Object History: This ribbon is from the 1909 convention of the North Carolina Division of the United Daughters of the Confederacy (UDC). The 1909 convention was held in Wilmington. This ribbon was donated to the Museum by Laura Howell Norden Schorr (1902-1984). This ribbon likely belonged to Laura’s mother, Gertrude Jenkins Howell (1867-1950). Mrs. Howell joined the UDC in 1905.
Whitehead and Hoag were a novelty printing business, which manufactured ribbons, buttons and other items for political parties and groups.

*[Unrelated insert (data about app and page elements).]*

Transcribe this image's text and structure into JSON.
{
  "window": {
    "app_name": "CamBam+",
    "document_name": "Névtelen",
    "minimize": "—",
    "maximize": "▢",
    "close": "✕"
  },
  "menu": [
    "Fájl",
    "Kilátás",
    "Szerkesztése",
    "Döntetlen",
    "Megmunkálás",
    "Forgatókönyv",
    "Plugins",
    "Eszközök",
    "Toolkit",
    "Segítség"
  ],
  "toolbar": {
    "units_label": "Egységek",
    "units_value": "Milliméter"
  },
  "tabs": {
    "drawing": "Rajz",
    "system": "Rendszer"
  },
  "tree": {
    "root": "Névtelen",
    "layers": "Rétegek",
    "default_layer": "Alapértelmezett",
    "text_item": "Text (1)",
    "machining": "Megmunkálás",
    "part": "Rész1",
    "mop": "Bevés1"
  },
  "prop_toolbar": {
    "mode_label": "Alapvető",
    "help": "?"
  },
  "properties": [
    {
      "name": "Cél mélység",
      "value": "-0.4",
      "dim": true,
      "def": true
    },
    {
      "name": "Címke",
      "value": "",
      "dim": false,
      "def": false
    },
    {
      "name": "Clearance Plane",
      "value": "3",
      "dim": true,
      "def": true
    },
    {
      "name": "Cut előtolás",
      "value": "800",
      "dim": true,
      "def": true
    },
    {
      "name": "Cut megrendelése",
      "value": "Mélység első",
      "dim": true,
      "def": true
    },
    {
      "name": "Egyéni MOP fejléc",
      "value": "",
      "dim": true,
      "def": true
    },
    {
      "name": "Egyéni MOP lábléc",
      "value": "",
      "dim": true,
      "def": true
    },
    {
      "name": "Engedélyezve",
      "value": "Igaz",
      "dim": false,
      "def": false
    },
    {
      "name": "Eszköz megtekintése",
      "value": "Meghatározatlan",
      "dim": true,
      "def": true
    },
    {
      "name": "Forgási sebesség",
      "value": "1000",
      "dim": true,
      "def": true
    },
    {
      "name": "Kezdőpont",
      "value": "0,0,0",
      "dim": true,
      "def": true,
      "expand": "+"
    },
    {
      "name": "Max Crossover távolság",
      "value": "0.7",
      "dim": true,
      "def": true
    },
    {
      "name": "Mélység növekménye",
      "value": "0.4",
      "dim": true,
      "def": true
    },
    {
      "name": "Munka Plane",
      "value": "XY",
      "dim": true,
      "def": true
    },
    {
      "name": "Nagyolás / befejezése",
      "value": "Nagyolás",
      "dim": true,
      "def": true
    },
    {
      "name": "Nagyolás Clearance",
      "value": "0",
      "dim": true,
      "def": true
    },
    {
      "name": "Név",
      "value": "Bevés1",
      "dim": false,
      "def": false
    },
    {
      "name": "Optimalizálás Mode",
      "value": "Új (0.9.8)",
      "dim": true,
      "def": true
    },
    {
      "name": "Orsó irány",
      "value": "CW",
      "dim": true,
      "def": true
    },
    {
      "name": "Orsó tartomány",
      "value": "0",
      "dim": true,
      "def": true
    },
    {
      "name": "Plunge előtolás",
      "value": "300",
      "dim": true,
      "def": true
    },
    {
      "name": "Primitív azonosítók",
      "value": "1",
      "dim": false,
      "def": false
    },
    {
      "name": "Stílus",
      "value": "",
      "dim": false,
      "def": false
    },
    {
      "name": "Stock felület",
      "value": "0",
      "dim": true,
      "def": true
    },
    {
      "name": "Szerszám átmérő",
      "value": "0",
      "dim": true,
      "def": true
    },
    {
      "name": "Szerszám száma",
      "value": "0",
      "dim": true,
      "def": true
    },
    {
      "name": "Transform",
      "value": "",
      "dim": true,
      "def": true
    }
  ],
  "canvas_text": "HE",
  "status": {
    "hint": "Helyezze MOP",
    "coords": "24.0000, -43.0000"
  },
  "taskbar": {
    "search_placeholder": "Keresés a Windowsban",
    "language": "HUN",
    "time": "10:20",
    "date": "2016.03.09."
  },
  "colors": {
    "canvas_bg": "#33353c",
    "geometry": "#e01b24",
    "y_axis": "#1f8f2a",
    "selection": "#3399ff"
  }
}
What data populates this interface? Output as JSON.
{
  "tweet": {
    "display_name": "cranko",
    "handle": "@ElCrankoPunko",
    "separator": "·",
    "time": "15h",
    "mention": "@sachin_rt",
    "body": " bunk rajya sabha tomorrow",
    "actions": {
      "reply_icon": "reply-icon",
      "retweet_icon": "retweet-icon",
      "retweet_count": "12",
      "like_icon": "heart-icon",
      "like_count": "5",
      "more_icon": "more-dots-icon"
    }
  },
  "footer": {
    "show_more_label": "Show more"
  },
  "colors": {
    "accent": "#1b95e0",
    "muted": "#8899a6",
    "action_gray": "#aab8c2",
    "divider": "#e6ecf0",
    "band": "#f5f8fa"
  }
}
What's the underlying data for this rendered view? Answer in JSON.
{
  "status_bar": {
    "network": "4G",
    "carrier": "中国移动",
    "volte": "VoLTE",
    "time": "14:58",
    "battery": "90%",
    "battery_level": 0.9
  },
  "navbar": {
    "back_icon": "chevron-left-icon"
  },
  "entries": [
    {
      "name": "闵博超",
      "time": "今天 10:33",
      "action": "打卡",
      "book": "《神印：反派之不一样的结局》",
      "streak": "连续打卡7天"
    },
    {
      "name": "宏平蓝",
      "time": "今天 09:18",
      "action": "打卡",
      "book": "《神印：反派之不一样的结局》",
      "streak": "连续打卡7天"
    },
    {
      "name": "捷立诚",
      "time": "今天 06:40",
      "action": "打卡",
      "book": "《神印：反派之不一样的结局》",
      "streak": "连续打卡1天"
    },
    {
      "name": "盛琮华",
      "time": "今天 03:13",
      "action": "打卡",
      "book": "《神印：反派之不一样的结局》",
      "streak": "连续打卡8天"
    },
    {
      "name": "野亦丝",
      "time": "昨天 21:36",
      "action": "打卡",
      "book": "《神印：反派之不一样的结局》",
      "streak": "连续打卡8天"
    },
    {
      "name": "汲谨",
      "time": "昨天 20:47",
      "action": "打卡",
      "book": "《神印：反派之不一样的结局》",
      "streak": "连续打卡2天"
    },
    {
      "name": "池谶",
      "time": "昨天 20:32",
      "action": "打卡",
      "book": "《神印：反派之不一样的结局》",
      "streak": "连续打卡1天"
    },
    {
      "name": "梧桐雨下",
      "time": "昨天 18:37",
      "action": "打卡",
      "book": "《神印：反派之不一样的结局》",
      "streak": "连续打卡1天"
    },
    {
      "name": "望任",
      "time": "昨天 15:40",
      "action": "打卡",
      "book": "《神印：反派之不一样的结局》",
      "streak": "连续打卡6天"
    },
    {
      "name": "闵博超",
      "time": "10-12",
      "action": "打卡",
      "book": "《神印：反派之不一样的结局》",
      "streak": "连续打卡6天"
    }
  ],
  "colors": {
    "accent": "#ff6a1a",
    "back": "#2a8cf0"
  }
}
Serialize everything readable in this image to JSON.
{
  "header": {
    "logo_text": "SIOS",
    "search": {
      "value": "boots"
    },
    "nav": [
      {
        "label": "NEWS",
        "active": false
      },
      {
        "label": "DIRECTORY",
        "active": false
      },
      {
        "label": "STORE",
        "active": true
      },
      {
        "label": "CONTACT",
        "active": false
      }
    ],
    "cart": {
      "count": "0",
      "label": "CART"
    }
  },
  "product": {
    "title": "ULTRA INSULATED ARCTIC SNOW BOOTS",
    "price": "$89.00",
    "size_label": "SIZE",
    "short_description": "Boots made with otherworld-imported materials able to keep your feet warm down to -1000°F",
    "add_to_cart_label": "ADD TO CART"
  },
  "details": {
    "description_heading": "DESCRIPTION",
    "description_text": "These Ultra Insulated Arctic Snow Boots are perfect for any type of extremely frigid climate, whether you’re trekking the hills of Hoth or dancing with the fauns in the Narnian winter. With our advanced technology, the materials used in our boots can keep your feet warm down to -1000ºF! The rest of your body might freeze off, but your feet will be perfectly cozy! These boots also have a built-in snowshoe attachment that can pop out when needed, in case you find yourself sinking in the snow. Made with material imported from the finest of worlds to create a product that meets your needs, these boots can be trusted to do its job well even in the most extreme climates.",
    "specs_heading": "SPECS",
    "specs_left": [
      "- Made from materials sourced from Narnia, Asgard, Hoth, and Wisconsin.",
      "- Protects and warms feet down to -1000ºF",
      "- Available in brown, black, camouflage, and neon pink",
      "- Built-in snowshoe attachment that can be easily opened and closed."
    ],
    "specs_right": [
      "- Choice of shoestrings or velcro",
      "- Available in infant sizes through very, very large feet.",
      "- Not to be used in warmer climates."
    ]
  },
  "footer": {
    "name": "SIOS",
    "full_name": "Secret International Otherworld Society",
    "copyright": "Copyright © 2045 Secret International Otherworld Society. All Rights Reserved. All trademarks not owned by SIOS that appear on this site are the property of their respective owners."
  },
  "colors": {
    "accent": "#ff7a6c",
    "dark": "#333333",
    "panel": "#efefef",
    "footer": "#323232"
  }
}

General History: After the Civil War, groups formed to honor veterans and to keep the memories of the war and those who died in it, alive. The Daughters of the Confederacy (forerunner of today’s United Daughters of the Confederacy) was founded in 1894. These groups, along with the Sons of Confederate Veterans, worked to memorialize the Southern cause and to promote the idea that those who fought on the losing side did not die in vain.
Wilmington’s women formed an early chapter of the group. In 1895, as a group of women discussed joining the newly formed daughters of the confederacy, they declared “The First undertaking of the ‘Cape Fear Daughters of the Confederacy’ will be the collection and preservation of Confederate relics and records in a permanent museum for North Carolina.”
One of the driving forces behind the local organization was Eliza Hall Nutt Parsley (1842-1920). Mrs. Parsley’s husband, William M. Parsely had been an officer in the Confederate Army, and died just days before the Lee surrendered in April 1865. Mrs. Parsley helped found the state organization, serving as the first president of the North Carolina division.